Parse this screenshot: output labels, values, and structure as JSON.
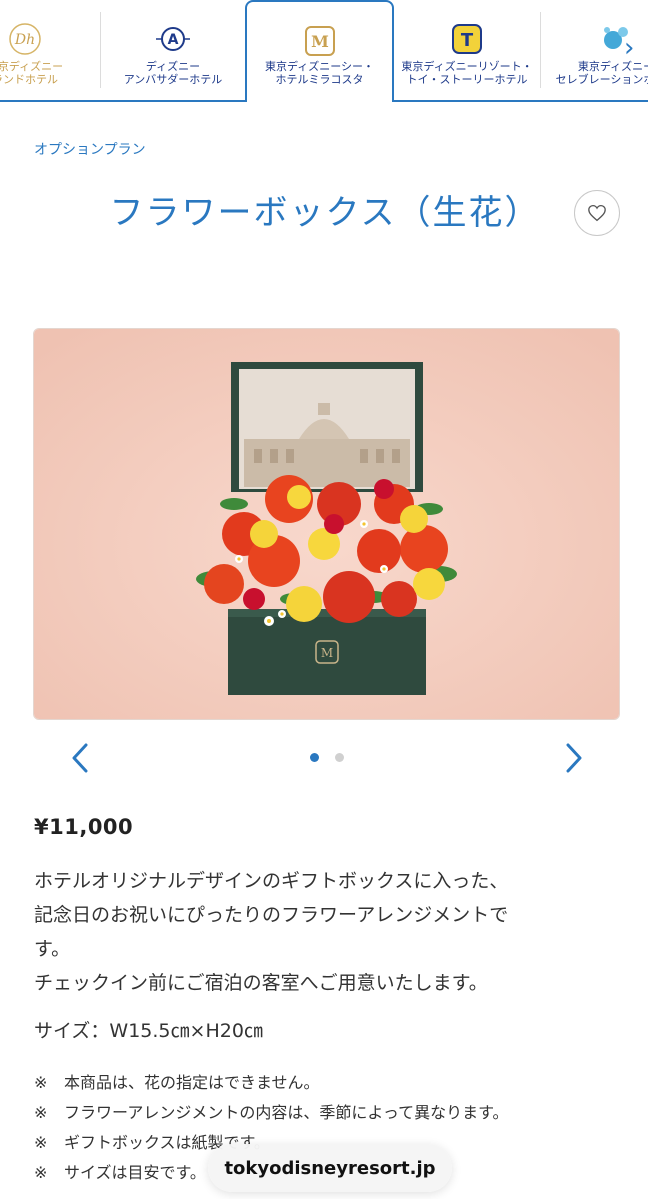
{
  "hotel_tabs": [
    {
      "label_line1": "東京ディズニー",
      "label_line2": "ランドホテル",
      "color": "#c8a050",
      "icon": "disneyland-hotel-crest-icon"
    },
    {
      "label_line1": "ディズニー",
      "label_line2": "アンバサダーホテル",
      "color": "#1e3a8a",
      "icon": "ambassador-a-badge-icon"
    },
    {
      "label_line1": "東京ディズニーシー・",
      "label_line2": "ホテルミラコスタ",
      "color": "#1e3a8a",
      "icon": "miracosta-m-badge-icon",
      "active": true
    },
    {
      "label_line1": "東京ディズニーリゾート・",
      "label_line2": "トイ・ストーリーホテル",
      "color": "#1e3a8a",
      "icon": "toy-story-t-badge-icon"
    },
    {
      "label_line1": "東京ディズニー",
      "label_line2": "セレブレーションホテル",
      "color": "#1e3a8a",
      "icon": "celebration-hotel-badge-icon"
    }
  ],
  "breadcrumb": "オプションプラン",
  "product": {
    "title": "フラワーボックス（生花）",
    "image_alt": "フラワーボックス（生花）",
    "price": "¥11,000",
    "description": [
      "ホテルオリジナルデザインのギフトボックスに入った、",
      "記念日のお祝いにぴったりのフラワーアレンジメントで",
      "す。",
      "チェックイン前にご宿泊の客室へご用意いたします。"
    ],
    "size": "サイズ：W15.5㎝×H20㎝",
    "notes": [
      {
        "mark": "※",
        "text": "本商品は、花の指定はできません。"
      },
      {
        "mark": "※",
        "text": "フラワーアレンジメントの内容は、季節によって異なります。"
      },
      {
        "mark": "※",
        "text": "ギフトボックスは紙製です。"
      },
      {
        "mark": "※",
        "text": "サイズは目安です。"
      }
    ]
  },
  "carousel": {
    "current_slide": 1,
    "total_slides": 2
  },
  "url_bar": "tokyodisneyresort.jp",
  "colors": {
    "accent": "#2a78c0",
    "dot_active": "#2a78c0",
    "dot_inactive": "#d0d0d0"
  }
}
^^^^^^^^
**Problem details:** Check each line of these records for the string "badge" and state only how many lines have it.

**Problem solution:** 4